(Available data)
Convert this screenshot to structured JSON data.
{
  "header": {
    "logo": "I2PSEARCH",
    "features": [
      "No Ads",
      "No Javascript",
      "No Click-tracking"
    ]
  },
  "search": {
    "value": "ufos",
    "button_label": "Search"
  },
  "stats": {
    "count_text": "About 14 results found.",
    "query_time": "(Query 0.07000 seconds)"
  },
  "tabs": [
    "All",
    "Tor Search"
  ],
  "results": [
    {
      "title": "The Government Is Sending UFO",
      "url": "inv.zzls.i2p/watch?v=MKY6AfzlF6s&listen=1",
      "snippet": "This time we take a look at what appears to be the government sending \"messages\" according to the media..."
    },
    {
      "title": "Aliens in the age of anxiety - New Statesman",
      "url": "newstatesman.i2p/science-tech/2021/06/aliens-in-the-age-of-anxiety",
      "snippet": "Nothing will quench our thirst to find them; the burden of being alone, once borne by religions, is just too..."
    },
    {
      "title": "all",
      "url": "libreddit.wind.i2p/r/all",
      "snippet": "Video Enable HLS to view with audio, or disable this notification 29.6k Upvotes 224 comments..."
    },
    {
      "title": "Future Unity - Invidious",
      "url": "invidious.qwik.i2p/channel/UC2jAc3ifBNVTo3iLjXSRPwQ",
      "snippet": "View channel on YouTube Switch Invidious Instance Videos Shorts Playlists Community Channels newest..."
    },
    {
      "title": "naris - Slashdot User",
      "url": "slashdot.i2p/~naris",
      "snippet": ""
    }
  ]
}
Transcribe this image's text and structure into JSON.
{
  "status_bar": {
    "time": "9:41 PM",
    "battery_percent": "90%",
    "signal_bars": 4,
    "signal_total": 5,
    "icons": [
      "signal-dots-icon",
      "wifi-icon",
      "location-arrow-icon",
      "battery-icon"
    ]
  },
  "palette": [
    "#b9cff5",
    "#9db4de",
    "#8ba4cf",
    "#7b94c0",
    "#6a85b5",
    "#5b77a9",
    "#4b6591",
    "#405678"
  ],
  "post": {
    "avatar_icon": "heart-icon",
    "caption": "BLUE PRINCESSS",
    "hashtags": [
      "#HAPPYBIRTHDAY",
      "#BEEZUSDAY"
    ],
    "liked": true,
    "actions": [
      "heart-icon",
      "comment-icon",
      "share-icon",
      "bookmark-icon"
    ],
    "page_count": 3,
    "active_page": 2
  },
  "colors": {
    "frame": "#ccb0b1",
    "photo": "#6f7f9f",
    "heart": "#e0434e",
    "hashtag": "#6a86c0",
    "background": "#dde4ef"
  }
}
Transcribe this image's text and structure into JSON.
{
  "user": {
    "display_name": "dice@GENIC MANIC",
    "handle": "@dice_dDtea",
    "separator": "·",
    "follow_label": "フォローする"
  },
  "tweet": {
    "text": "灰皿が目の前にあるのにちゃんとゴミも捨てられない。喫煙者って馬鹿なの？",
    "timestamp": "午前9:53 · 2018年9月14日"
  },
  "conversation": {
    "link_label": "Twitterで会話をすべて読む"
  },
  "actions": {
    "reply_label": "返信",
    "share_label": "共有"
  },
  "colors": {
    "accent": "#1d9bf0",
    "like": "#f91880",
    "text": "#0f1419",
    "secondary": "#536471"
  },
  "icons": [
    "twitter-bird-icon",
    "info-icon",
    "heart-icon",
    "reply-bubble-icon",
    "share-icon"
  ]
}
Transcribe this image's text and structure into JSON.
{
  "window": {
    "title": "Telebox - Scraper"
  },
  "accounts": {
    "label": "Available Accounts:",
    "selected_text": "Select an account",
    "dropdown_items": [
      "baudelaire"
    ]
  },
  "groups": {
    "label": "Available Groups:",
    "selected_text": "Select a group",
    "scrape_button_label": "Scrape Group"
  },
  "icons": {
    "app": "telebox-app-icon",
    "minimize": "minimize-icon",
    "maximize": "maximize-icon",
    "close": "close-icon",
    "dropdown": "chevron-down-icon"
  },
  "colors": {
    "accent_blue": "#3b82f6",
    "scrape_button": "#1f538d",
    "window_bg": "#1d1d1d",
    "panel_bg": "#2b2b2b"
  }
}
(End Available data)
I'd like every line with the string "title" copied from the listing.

      "title": "The Government Is Sending UFO",
      "title": "Aliens in the age of anxiety - New Statesman",
      "title": "all",
      "title": "Future Unity - Invidious",
      "title": "naris - Slashdot User",
    "title": "Telebox - Scraper"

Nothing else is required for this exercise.